My career in community work began at a community-led charity which I had previously attended as a child, Amazing Play. Here I was a play worker for primary school children after school hours including school holidays. Our work here was funded by The Big Lottery Fund. I was part responsible for the receiving of this funding and therefore I have previous experience of a Big Lottery Funding bid.
As a play worker for children of primary school age, I would organise community gardening events, circus-skill workshops and provided pastoral care. I was responsible for supporting our organisation’s administration. This meant I was accountable for the community to make sure that administrative tasks were done.
My 5 years’ experience since Amazing Play has led me to accumulate many qualifications in Sports and Fitness Coaching, Arts Workshop Facilitation, Relationship Coaching, First Aid, Safeguarding, Safeguarding Children with Disabilities, Food and Hygiene, Horticulture, BA Global Development & Politics, MA Peace & Development. Also, I have been trained by the Red Cross to respond in cases of crisis in my community. These qualifications could also be applicable to the work as a Community Developer.
I work with the arts evaluation consultancy Armstrong & Cameron, who provide arts and cultural organisations support in monitoring and evaluation. As a consultancy, we respond to the various clients with creative and bespoke approaches for their evaluation. I have been responsible for developing and administering several light-touch evaluations with children as part of this work. For instance, helping organisations tell their stories through videos or images.

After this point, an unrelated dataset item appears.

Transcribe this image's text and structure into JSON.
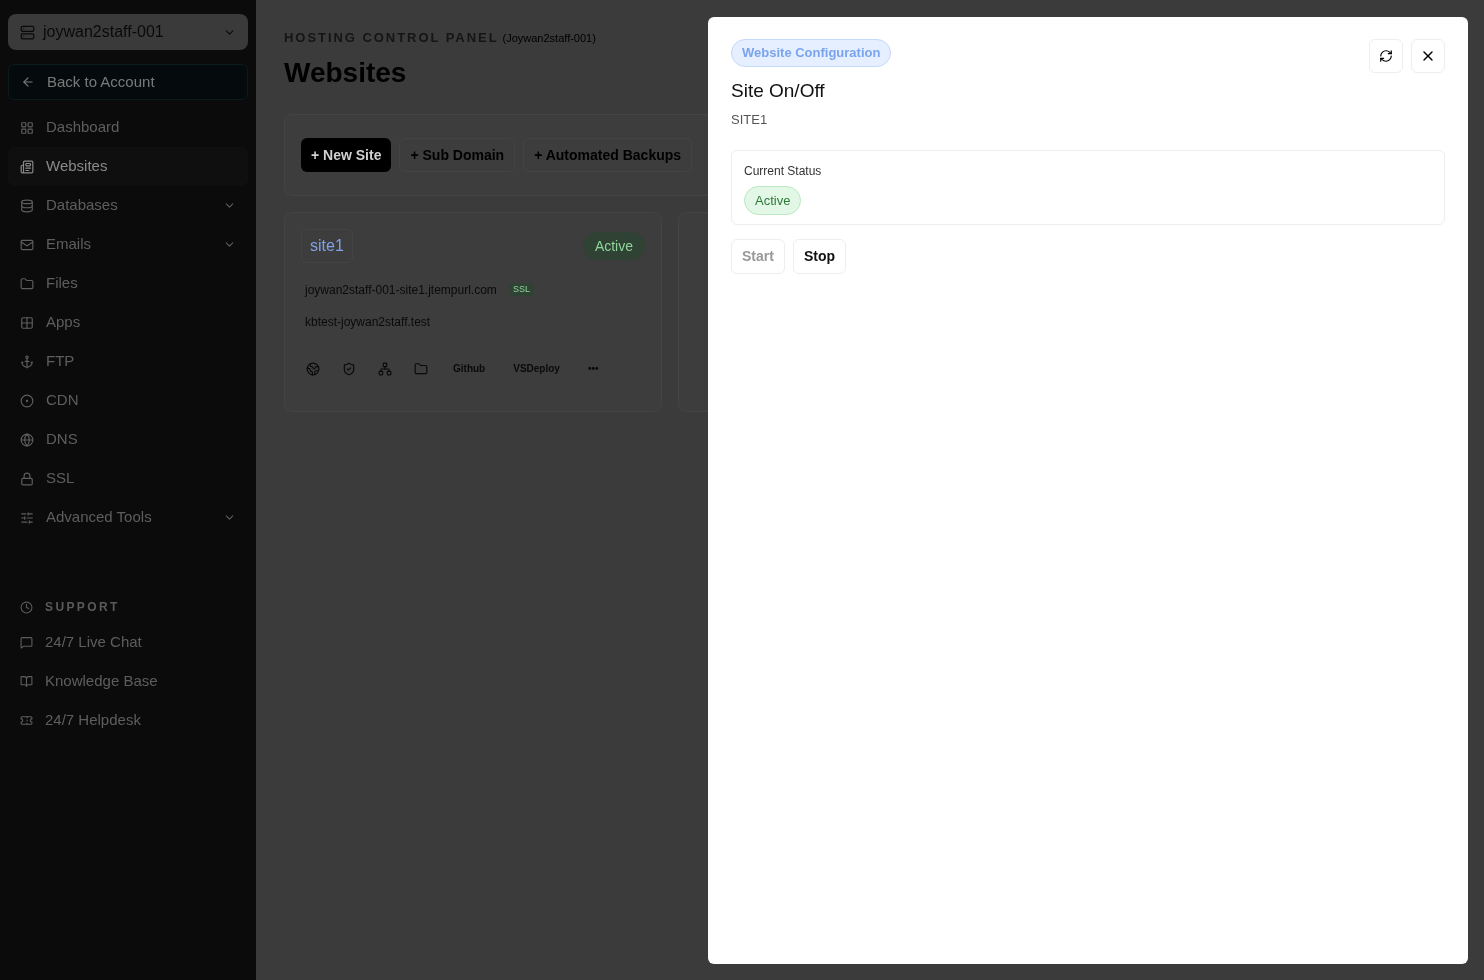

I have also received training and experience in using a wide range of creative tools for monitoring and evaluation which are more attentive to the needs of creatives and are based on different styles of capturing stories, rather than data collection alone which can be alienating. I am confident these skills will support the monitoring and evaluation of my community work. Working with Armstrong & Cameron I have developed my skills in nonviolent communication, relationship coaching and action learning. All skills which I use in my professional practice and would bring to future work.